§ **PROBLEM DESCRIPTION**: Here is a block of records. Copy every line in it that includes "grid".

[Dataset rows describing interfaces]

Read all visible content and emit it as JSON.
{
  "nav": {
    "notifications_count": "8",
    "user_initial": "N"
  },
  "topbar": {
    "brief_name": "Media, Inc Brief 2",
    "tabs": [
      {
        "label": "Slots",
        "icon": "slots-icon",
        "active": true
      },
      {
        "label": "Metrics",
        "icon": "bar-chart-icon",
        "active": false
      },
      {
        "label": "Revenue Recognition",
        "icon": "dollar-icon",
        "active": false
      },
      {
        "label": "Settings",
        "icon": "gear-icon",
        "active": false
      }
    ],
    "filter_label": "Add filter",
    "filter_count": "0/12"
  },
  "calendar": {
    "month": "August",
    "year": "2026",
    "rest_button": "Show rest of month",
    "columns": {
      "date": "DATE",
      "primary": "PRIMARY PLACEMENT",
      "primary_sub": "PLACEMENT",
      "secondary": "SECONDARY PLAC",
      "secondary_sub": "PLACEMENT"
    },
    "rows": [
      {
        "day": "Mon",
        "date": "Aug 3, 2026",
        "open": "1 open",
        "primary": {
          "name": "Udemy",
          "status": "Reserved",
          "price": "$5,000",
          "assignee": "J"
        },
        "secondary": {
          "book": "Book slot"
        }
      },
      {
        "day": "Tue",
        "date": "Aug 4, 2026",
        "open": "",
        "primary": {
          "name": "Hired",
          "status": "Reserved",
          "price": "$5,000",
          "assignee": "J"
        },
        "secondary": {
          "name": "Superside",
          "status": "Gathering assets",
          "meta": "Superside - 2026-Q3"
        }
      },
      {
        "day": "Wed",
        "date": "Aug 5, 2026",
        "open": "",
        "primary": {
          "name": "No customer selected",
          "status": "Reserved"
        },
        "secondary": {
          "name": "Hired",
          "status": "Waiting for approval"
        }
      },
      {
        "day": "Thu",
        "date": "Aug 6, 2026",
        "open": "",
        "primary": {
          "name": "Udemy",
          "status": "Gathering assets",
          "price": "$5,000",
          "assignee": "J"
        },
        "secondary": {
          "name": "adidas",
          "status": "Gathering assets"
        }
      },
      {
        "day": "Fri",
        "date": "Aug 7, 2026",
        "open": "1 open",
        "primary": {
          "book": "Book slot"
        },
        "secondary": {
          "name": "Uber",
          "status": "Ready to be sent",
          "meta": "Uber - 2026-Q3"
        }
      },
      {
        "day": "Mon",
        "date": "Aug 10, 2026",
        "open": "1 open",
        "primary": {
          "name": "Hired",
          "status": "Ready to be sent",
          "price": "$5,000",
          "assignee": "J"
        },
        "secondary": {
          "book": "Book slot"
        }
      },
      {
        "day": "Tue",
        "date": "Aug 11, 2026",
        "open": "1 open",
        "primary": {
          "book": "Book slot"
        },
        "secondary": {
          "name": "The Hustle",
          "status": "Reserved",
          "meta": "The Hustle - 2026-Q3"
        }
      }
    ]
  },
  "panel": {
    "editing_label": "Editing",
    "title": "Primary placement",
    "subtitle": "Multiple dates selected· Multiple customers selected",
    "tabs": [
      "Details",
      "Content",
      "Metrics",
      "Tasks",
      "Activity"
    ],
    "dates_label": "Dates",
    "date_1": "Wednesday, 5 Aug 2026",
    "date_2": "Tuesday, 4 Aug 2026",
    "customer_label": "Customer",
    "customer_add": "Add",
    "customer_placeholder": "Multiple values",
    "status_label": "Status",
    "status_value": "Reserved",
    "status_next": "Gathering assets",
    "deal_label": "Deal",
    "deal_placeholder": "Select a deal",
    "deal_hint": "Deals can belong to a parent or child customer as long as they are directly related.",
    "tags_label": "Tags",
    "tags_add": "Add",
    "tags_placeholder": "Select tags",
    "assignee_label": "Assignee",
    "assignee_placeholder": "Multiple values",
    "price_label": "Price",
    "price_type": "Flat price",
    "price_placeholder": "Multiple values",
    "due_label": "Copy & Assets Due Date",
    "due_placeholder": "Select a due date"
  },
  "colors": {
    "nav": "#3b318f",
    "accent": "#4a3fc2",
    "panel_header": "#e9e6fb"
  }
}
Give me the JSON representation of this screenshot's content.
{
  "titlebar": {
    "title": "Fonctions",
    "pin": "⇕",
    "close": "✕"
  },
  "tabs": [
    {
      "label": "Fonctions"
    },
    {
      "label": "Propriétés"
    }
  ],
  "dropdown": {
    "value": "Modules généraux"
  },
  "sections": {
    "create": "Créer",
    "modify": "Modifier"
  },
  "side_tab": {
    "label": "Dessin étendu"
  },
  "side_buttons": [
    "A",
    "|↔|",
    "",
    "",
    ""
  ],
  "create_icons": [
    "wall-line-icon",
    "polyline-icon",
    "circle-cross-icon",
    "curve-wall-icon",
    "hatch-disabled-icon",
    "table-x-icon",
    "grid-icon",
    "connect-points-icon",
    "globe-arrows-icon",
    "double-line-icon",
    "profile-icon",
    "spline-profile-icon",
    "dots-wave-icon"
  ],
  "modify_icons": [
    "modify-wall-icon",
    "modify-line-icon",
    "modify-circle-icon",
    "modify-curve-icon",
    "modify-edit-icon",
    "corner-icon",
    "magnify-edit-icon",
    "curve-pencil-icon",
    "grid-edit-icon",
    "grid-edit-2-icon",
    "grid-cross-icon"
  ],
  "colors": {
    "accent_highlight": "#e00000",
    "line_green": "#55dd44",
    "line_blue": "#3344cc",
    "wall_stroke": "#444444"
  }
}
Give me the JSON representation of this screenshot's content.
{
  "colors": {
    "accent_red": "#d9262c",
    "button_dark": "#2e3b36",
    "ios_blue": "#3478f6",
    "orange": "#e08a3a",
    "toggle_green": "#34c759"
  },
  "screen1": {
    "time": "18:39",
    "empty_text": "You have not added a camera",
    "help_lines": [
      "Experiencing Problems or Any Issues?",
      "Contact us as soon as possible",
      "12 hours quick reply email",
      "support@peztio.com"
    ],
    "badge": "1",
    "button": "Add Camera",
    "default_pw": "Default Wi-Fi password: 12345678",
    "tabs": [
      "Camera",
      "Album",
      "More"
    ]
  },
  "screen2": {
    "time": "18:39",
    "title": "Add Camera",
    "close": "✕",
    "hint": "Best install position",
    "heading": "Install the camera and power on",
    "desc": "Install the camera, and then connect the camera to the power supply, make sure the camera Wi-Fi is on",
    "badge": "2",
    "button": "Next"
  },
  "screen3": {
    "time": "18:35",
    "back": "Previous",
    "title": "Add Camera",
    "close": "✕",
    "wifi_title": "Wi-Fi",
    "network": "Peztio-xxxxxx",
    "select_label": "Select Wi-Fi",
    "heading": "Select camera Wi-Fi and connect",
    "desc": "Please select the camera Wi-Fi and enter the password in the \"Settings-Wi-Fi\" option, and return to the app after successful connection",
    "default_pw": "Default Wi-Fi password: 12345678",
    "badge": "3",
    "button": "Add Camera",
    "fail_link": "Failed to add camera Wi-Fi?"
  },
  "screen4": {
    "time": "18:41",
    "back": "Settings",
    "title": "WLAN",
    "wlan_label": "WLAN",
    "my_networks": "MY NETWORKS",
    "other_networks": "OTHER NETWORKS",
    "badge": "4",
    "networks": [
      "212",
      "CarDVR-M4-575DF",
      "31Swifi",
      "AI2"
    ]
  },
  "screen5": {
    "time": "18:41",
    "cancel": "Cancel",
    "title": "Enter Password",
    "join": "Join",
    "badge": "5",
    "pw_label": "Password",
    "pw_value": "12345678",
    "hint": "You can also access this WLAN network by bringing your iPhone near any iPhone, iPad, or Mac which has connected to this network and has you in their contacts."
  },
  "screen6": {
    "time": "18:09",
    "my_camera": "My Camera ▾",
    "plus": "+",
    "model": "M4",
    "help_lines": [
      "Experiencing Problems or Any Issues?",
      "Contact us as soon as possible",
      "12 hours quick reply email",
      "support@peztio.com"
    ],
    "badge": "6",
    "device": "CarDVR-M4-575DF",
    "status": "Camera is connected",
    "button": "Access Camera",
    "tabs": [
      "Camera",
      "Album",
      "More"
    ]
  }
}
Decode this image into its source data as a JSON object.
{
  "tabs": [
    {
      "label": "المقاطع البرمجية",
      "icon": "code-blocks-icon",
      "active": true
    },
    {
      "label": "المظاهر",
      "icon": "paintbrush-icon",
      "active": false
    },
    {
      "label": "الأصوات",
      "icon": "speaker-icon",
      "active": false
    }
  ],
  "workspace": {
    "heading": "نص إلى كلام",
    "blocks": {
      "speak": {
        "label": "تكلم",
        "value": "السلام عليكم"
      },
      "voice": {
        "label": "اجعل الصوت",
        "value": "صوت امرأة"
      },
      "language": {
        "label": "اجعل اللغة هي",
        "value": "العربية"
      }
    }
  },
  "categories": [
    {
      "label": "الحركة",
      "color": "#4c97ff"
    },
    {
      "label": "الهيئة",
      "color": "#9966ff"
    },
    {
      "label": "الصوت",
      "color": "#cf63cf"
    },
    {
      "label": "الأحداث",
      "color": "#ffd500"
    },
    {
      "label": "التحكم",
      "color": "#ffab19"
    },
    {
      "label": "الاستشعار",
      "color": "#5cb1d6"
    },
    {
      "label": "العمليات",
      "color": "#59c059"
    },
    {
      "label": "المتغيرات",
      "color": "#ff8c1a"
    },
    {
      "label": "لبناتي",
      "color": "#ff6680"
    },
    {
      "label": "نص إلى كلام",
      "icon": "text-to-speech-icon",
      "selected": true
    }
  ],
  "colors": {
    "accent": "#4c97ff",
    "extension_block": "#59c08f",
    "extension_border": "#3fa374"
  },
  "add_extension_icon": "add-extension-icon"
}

§ **TASK SOLUTION**:
    "grid-icon",
    "grid-edit-icon",
    "grid-edit-2-icon",
    "grid-cross-icon"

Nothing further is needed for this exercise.